apples, cell walls, color, cortex, crop production, deformation, fruits, fungi, harvesting, sandy soils, temperature, trees, Egypt
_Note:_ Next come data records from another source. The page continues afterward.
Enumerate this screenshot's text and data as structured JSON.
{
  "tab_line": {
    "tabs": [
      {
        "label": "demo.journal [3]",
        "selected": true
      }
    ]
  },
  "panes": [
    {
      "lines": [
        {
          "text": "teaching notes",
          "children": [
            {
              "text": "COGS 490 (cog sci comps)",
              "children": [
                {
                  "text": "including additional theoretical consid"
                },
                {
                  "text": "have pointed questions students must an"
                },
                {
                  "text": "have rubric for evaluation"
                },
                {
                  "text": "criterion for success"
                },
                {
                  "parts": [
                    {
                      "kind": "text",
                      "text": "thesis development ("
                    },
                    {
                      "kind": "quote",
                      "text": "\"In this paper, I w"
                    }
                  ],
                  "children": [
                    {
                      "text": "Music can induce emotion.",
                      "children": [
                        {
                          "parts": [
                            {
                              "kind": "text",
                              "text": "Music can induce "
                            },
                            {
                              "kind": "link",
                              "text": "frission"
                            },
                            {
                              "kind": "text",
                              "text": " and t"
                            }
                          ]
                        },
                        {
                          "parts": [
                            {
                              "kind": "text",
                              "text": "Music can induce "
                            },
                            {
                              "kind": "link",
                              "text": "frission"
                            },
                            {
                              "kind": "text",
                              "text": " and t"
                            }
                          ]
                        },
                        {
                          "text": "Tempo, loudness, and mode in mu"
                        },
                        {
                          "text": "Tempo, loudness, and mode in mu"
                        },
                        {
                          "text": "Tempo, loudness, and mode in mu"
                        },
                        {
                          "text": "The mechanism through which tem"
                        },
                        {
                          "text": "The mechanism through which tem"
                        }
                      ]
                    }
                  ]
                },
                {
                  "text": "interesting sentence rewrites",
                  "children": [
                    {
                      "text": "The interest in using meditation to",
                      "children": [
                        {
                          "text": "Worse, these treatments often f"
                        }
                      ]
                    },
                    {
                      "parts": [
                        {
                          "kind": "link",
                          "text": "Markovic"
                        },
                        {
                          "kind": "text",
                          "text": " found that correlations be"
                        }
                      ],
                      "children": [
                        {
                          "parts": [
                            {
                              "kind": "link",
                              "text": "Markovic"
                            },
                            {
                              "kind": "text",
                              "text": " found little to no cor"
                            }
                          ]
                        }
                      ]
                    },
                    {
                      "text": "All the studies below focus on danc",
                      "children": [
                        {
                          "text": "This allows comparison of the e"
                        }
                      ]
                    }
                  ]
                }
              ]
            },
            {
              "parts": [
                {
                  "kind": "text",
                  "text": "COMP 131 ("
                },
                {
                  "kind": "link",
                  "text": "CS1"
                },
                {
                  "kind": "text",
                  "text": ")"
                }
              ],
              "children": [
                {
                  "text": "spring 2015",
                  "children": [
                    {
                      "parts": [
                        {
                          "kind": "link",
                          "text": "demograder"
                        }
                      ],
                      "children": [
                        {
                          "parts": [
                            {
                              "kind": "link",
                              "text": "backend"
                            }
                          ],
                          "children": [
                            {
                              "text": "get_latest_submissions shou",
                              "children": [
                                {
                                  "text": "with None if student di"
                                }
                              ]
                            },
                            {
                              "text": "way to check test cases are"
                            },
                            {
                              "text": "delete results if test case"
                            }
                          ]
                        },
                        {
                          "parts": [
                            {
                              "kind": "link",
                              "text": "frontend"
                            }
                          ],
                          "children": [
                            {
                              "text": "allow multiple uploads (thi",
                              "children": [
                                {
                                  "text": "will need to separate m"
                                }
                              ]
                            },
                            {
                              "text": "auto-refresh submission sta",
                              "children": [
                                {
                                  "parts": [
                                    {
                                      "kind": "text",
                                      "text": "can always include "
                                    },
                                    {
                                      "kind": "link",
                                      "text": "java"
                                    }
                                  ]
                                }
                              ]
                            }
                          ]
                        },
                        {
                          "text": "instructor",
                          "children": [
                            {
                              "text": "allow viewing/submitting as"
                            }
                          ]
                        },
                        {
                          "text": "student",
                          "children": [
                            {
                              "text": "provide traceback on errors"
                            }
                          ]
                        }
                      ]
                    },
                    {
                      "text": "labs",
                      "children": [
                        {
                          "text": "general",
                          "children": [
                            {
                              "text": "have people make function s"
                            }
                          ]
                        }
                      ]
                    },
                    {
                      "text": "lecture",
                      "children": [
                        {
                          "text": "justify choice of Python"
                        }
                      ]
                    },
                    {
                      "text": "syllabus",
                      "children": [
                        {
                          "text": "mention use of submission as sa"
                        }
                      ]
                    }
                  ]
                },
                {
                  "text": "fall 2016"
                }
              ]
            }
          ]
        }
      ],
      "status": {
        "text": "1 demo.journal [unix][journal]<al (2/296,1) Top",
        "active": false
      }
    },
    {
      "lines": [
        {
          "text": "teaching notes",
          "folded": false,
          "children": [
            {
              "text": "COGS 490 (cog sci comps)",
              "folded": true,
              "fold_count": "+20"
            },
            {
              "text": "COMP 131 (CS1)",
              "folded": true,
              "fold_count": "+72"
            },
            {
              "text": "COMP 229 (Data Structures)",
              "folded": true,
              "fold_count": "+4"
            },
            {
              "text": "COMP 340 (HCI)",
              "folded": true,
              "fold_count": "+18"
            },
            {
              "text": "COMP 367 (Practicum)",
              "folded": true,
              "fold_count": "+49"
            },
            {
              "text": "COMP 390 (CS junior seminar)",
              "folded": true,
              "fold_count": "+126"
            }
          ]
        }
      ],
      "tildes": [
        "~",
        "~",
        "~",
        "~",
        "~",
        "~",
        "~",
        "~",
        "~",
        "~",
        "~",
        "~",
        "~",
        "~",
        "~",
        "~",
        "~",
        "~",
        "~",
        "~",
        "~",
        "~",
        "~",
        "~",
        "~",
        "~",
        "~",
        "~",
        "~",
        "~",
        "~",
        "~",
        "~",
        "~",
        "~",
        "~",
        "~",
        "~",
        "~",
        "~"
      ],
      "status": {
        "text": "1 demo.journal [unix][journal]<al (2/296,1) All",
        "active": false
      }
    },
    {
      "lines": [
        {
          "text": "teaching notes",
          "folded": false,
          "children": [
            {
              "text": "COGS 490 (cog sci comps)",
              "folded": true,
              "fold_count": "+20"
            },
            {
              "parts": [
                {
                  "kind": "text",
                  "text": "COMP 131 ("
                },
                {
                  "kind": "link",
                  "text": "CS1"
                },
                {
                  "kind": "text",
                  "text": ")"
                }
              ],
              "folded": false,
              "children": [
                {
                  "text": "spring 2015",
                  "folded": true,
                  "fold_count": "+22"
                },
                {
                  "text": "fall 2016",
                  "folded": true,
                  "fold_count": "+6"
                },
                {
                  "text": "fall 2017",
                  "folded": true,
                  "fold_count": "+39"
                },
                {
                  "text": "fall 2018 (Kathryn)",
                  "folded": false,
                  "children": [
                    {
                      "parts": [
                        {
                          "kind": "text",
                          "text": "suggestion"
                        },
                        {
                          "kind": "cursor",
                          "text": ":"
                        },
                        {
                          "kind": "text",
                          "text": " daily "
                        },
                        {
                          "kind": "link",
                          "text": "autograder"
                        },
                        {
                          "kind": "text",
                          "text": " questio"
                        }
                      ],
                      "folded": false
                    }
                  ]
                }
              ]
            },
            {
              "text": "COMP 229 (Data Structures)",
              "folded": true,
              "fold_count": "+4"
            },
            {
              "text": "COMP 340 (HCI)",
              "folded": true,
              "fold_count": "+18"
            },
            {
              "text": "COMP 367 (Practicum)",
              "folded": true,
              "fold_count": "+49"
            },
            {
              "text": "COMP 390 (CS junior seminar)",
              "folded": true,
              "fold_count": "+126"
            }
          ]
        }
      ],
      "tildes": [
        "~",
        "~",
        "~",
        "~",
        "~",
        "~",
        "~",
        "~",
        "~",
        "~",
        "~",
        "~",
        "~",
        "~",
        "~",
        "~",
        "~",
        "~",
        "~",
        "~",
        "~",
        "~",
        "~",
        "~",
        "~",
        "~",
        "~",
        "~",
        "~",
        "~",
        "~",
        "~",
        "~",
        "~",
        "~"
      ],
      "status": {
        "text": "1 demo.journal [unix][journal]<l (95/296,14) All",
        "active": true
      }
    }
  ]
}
The present study was preformed to reveal some facts about the blossom end browning (BEB) phenomenon in ‘Anna’ apple fruits which causes high economic losses of apple production in Egypt. Mature fruits were harvested from six-year-old trees budded on M.M.106 root stocks and grown in sandy soil in a private orchard. Harvested fruits were immediately stored under room temperature (26±2°C). Fruits were inspected daily up to 10 days to follow up the apparent and histological changes during the incidence of BEB phenomenon. The initiation of BEB which occurred three days after harvesting. It began with changing in peel color to become strong yellow in nearly circular watery spot, with 1-1.5 cm in diameter located aside of the fruit distal end (blossom end). In the fourth day, the attacked area circularly and slowly spread towards the proximal fruit end axis and also towards the fruit core axis to entailed one fourth of the fruit with” dark yellow” color of peel and flesh. The attacked area extended in the same way to cover one third of fruit mass on the eighth day with “grayish brown” color of the attacked tissue. Moreover, the attacked fruit mass which became more spongy and watery was secondary attacked with many fungal and bacterial micro-organisms on the 8th-10th day after harvesting. The microscopic inspection of the attacked tissues elucidated that fruit tissues appeared normal and sound for two days after harvesting. On the third day after harvesting some cells of the cortex tissue are shown with very thin walls, while some others appeared with deformed cell walls. On the fifth day after harvesting, the deformed cells of cortex tissue increased and extended in two axes, those are towards the fruit core as well as towards the proximal fruit end. On the sixth day after harvesting, the transverse section showed scattered group of cells in cortex, which were completely collapsed. The damaged cell walls canceled the individuality of the cells, so that some elliptical grooves and cavities appeared in the cortex. Cell components began to vanish. The results suggested that the deformation of cortex cell walls in the distal part of ‘Anna’ apple fruit is the first step for BEB incidence.